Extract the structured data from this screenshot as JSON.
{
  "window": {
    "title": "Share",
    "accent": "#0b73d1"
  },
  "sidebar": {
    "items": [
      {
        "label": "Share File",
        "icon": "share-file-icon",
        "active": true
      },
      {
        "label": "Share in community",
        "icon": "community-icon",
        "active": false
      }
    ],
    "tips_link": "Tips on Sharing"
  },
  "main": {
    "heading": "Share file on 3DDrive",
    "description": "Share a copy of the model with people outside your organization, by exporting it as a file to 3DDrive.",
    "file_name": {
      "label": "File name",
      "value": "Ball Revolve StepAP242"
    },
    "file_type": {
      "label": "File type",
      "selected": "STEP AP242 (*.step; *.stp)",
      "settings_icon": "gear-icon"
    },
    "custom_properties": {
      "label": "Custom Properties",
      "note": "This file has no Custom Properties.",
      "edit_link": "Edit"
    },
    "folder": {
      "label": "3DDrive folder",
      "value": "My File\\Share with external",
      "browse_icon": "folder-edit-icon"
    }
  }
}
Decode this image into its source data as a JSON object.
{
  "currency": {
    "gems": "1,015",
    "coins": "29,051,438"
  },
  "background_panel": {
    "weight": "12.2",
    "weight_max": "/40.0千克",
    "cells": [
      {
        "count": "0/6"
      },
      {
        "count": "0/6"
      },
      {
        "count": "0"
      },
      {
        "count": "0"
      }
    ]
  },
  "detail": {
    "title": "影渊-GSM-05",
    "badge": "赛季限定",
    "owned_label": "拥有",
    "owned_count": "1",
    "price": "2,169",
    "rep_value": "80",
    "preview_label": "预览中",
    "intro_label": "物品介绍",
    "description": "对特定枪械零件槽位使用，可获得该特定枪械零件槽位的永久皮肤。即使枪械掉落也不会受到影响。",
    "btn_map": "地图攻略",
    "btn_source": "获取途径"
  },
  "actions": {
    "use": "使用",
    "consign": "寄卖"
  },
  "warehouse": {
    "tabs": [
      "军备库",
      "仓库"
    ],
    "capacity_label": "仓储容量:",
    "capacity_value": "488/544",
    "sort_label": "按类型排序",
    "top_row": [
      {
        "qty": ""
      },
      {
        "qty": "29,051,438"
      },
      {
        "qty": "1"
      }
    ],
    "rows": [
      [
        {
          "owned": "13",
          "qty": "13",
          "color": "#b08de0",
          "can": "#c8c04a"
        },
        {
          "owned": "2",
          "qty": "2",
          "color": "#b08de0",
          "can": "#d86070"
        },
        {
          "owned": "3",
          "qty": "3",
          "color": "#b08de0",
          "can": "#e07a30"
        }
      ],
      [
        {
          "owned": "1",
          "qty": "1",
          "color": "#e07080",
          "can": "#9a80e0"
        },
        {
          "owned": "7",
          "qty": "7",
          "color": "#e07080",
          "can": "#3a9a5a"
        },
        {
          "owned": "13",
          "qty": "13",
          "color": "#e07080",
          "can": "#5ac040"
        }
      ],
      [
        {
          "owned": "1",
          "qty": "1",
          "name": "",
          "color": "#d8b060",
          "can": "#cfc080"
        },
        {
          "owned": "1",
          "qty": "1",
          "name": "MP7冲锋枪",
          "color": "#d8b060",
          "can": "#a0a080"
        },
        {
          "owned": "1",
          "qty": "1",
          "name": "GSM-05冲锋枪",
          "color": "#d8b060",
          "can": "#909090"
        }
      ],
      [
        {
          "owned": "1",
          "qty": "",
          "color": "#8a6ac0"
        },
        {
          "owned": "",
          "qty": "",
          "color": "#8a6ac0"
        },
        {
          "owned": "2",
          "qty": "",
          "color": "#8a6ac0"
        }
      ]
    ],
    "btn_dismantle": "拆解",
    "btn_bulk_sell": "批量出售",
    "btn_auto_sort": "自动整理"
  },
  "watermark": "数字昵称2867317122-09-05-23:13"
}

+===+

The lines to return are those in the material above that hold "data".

**ANSWER TO THE PROBLEM**:
Extract the structured data from this screenshot as JSON.
Decode this image into its source data as a JSON object.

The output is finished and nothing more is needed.